On Tuesday evening, President Donald Trump did one of this favorite things: appeared before adoring MAGA fans at a political rally in Southaven, Mississippi.

At these types of events, Trump is in his element. He can veer off of prepared remarks as much as he wishes, knowing that he’ll receive applause and praise for doing so. In Washington, D.C., spontaneous commentary of that sort isn’t received as warmly. But more often than not, this tendency to let fly whatever he is thinking is not good for the situation at hand. And that is exactly what happened on Tuesday night.

During his speech, he poked fun at Dr. Ford’s testimony, which he had previously remarked was “very compelling” while describing her as a “very credible witness.” In Southaven, the assembled crowd cheered and smiled at his jeering.

“I had one beer. Well, do you think it was — nope, it was one beer,” Trump said, mimicking Ford’s testimony last week to the Senate Judiciary Committee.

“How did you get home? I don’t remember. How’d you get there? I don’t remember. Where is the place? I don’t remember. How many years ago was it? I don’t know.”

“I don’t know. I don’t know,” the President continued. “What neighborhood was it in? I don’t know. Where’s the house? I don’t know. Upstairs, downstairs — where was it? I don’t know — but I had one beer. That’s the only thing I remember.”

 

This is a bad look for several reasons.

First of all, it only adds to the humiliation surrounding the Kavanaugh-Ford debacle. As many – on both sides of the aisle – have stated, Dr. Ford seems to be a truly traumatized individual shouldering an immense amount of pain. Last Thursday, she seemed very credible. In fact, after her turn, and before Kavanaugh appeared before the panel, numerous GOP and Right-leaning pundits announced that she (and the Democrats) had the upper hand. She was likable, convincing to many, and passionate about her experience.

However, this doesn’t mean that she is correct in “her truth” (as Cory Booker described it) that Brett Kavanaugh was her attacker all those years ago. To date, the evidence doesn’t support her story. Witnesses can’t back up her claim. Even her good friend, Leland Keyser, has no recollection of the party and has stated that she does not even know Brett Kavanaugh.
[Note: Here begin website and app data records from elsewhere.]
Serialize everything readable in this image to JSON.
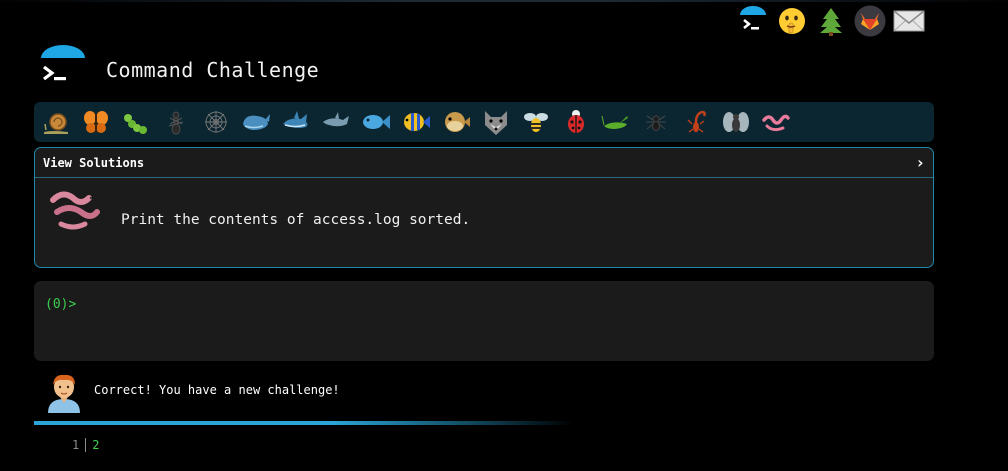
{
  "header": {
    "title": "Command Challenge",
    "icons": [
      "terminal-logo-icon",
      "shushing-face-icon",
      "evergreen-tree-icon",
      "gitlab-fox-icon",
      "envelope-icon"
    ]
  },
  "creatures": [
    "snail",
    "butterfly",
    "caterpillar",
    "ant",
    "spider-web",
    "whale",
    "shark",
    "dolphin",
    "fish",
    "tropical-fish",
    "pufferfish",
    "wolf",
    "bee",
    "ladybug",
    "cricket",
    "spider",
    "scorpion",
    "fly",
    "worm"
  ],
  "challenge": {
    "header_label": "View Solutions",
    "chevron": "›",
    "text": "Print the contents of access.log sorted."
  },
  "terminal": {
    "prompt": "(0)>"
  },
  "feedback": {
    "message": "Correct! You have a new challenge!"
  },
  "progress": {
    "fraction": 0.55
  },
  "pagination": {
    "pages": [
      "1",
      "2"
    ],
    "current": "2"
  },
  "colors": {
    "accent": "#1e88a8",
    "bar_bg": "#0b2630",
    "panel_bg": "#1b1b1b",
    "prompt_green": "#3ccf4e"
  }
}
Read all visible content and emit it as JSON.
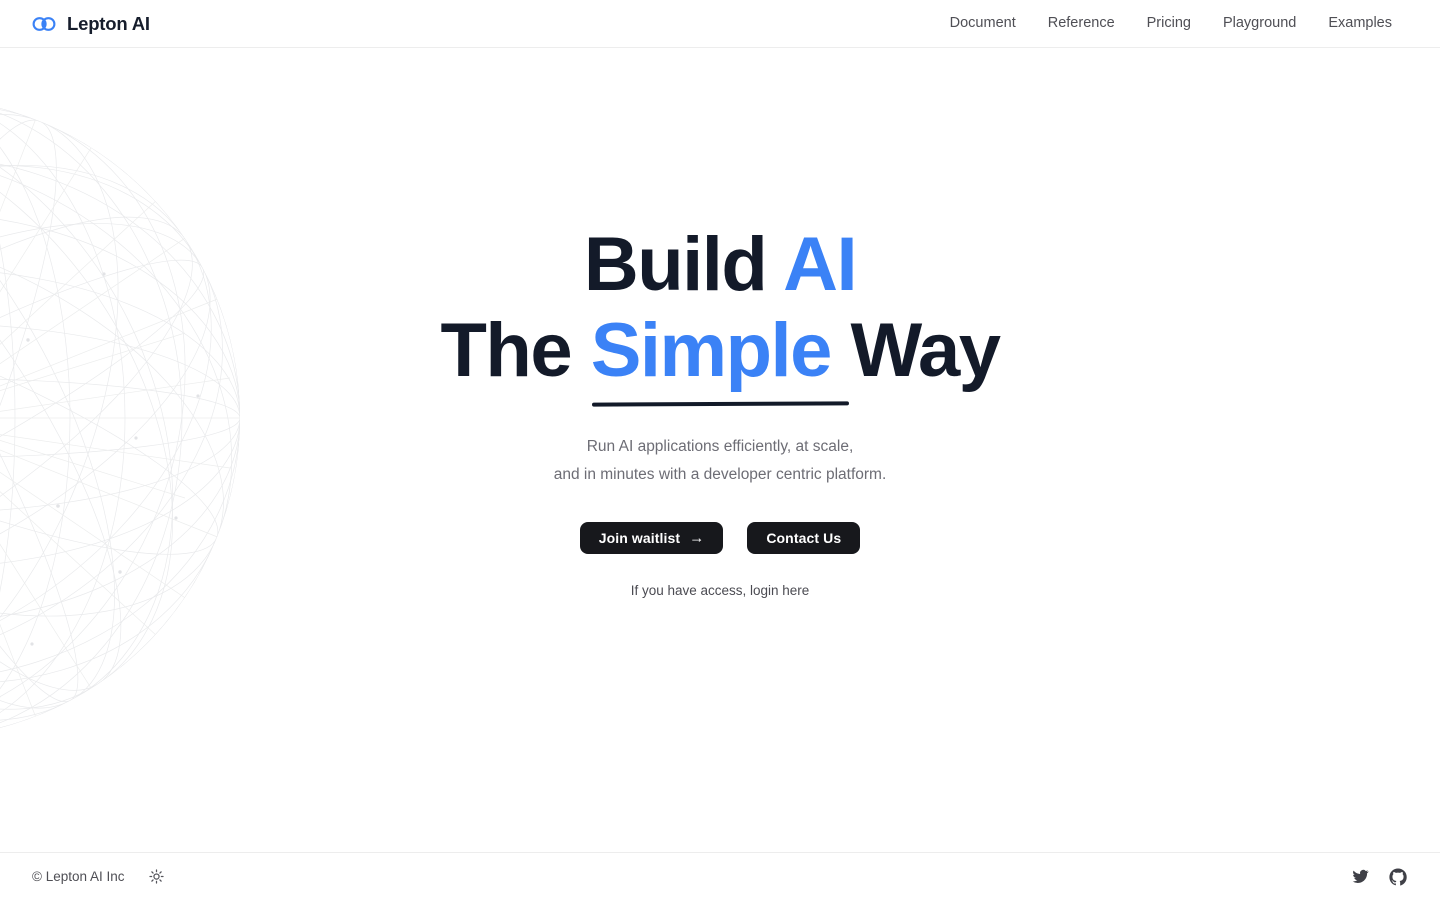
{
  "brand": {
    "name": "Lepton AI",
    "logo_icon": "lepton-logo-icon",
    "accent_color": "#3b82f6"
  },
  "header": {
    "nav": [
      {
        "label": "Document"
      },
      {
        "label": "Reference"
      },
      {
        "label": "Pricing"
      },
      {
        "label": "Playground"
      },
      {
        "label": "Examples"
      }
    ]
  },
  "hero": {
    "headline": {
      "line1_part1": "Build ",
      "line1_accent": "AI",
      "line2_part1": "The ",
      "line2_accent": "Simple",
      "line2_part2": " Way"
    },
    "subtitle_line1": "Run AI applications efficiently, at scale,",
    "subtitle_line2": "and in minutes with a developer centric platform.",
    "primary_button": "Join waitlist",
    "primary_button_icon": "arrow-right-icon",
    "secondary_button": "Contact Us",
    "login_note": "If you have access, login here",
    "background_graphic": "network-sphere-graphic"
  },
  "footer": {
    "copyright": "© Lepton AI Inc",
    "theme_toggle_icon": "sun-icon",
    "social": [
      {
        "name": "twitter-icon"
      },
      {
        "name": "github-icon"
      }
    ]
  }
}
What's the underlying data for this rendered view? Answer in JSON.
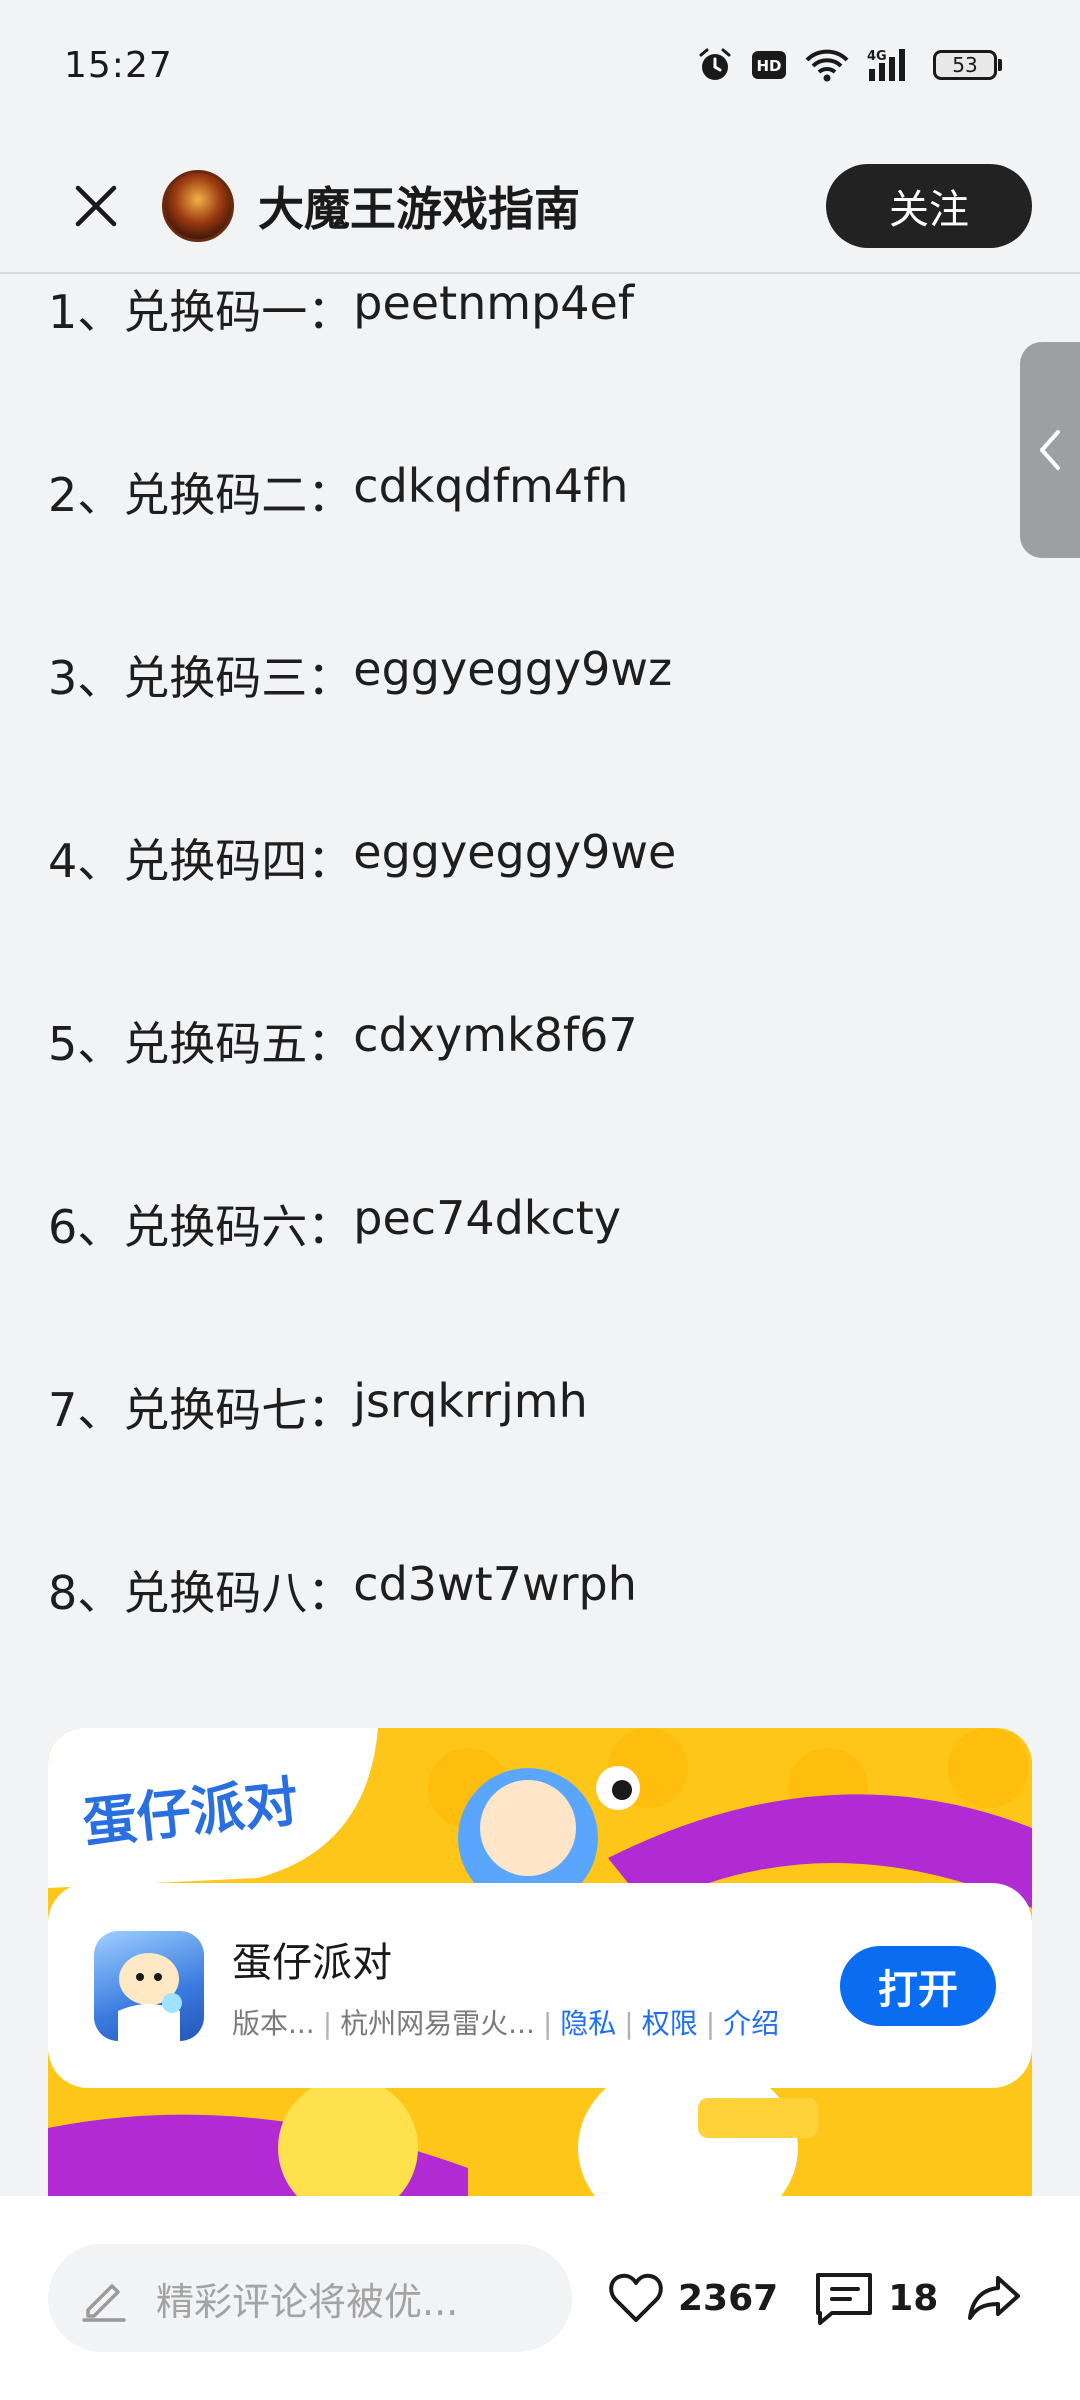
{
  "status_bar": {
    "time": "15:27",
    "icons": [
      "alarm-icon",
      "hd-icon",
      "wifi-icon",
      "4g-signal-icon",
      "battery-icon"
    ],
    "battery_level": "53"
  },
  "header": {
    "account_name": "大魔王游戏指南",
    "follow_label": "关注"
  },
  "codes": [
    {
      "label": "1、兑换码一：",
      "value": "peetnmp4ef"
    },
    {
      "label": "2、兑换码二：",
      "value": "cdkqdfm4fh"
    },
    {
      "label": "3、兑换码三：",
      "value": "eggyeggy9wz"
    },
    {
      "label": "4、兑换码四：",
      "value": "eggyeggy9we"
    },
    {
      "label": "5、兑换码五：",
      "value": "cdxymk8f67"
    },
    {
      "label": "6、兑换码六：",
      "value": "pec74dkcty"
    },
    {
      "label": "7、兑换码七：",
      "value": "jsrqkrrjmh"
    },
    {
      "label": "8、兑换码八：",
      "value": "cd3wt7wrph"
    }
  ],
  "ad": {
    "banner_logo": "蛋仔派对",
    "app_name": "蛋仔派对",
    "version": "版本...",
    "developer": "杭州网易雷火...",
    "links": [
      "隐私",
      "权限",
      "介绍"
    ],
    "open_label": "打开",
    "colors": {
      "banner": "#ffc61a",
      "accent": "#0a6cf0",
      "link": "#1f6ff2"
    }
  },
  "bottom_bar": {
    "comment_placeholder": "精彩评论将被优...",
    "likes": "2367",
    "comments": "18"
  }
}
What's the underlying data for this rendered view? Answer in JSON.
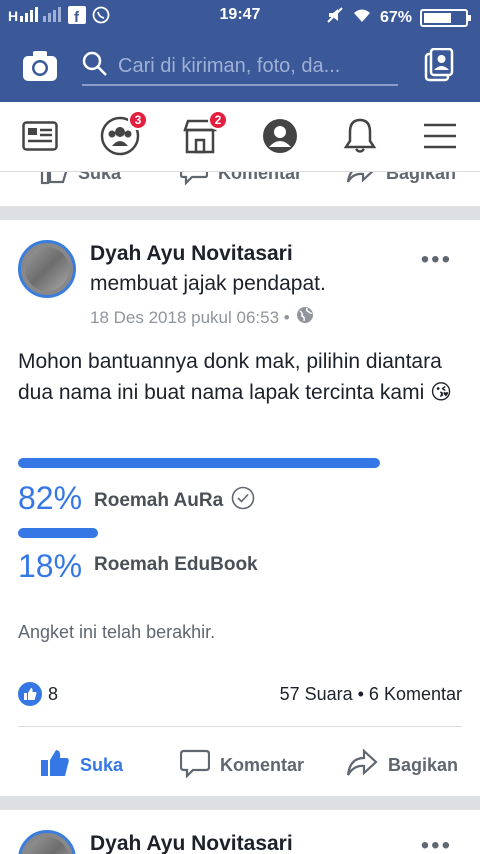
{
  "status": {
    "time": "19:47",
    "battery": "67%"
  },
  "search": {
    "placeholder": "Cari di kiriman, foto, da..."
  },
  "nav": {
    "friends_badge": "3",
    "marketplace_badge": "2"
  },
  "prev_post": {
    "like_label": "Suka",
    "comment_label": "Komentar",
    "share_label": "Bagikan"
  },
  "post": {
    "author": "Dyah Ayu Novitasari",
    "action": "membuat jajak pendapat.",
    "timestamp": "18 Des 2018 pukul 06:53 •",
    "text": "Mohon bantuannya donk mak, pilihin diantara dua nama ini buat nama lapak tercinta kami 😘",
    "poll": {
      "options": [
        {
          "percent": "82%",
          "value": 82,
          "label": "Roemah AuRa",
          "selected": true
        },
        {
          "percent": "18%",
          "value": 18,
          "label": "Roemah EduBook",
          "selected": false
        }
      ],
      "ended_text": "Angket ini telah berakhir."
    },
    "likes": "8",
    "counts": "57 Suara • 6 Komentar",
    "like_label": "Suka",
    "comment_label": "Komentar",
    "share_label": "Bagikan"
  },
  "next_post": {
    "author": "Dyah Ayu Novitasari"
  },
  "colors": {
    "brand": "#3b5998",
    "accent": "#3578e5",
    "badge": "#e41e3f"
  }
}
But does this mean that Dr. Ford hasn’t been assaulted at some point in her life by another individual who she is misremembering as Kavanaugh? No, it doesn’t. In fact, Judge Kavanaugh has even stated that he believes she has been a victim, just at the hands of another.

Therefore, it’s highly inappropriate for President Trump to ridicule her trauma. The president should keep his mouth shut.

Second, the political toll his unconstrained immaturity has may be very, very costly.

Of the undecideds in the Senate, three Republicans could hold the key to victory or defeat for Trump’s second nominee to the Supreme Court. Senators Jeff Flake, Susan Collins, and Lisa Murkowski are swing votes and the GOP desperately needs them on their side. President Trump’s comments at the rally have already left a bad taste in their mouths.

“There’s no time and no place for remarks like that,” Sen. Jeff Flake, R-Ariz., said on NBC’s “Today” show. “To discuss something this sensitive at a political rally is just not right. It’s just not right. I wish he hadn’t of done it. It’s kind of appalling.”

About two hours later, Sen. Susan Collins, R-Maine, also took exception to Trump’s remarks, telling reporters: “The president’s comments were just plain wrong.”

It doesn’t matter what you think of Flake (who in my opinion is aptly named), or Collins and Murkowski. The fact remains that they are, for lack of a better term, the three politicians the GOP should want to impress with their dedication to the truth and consideration of Dr. Ford, no matter the outcome. When they see President Trump mock her words and story, it brings major doubt in their minds that they should reward the GOP with confirming the nominee. How could it not?

The president should keep his mouth shut.

I understand that many are drawn to Donald J. Trump’s abrasive manner. Many in the audience applaud his taunting demeanor. But what is so often described as him being a “fighter” is really a man stepping well over the line of decency. In the end, it may hurt him politically, too.

It is in these moments that I believe the president should be rightly criticized, no matter what the MAGA fans who approve of every word think. If there has ever been a time to refrain from speaking so mockingly about sensitive matters, this is it.

That behavior doesn’t do himself, his party, or his nominee any good.

Kimberly Ross is a senior contributor at RedState and a contributor to the Washington Examiner’s Beltway Confidential blog. Follow her on Twitter and Facebook.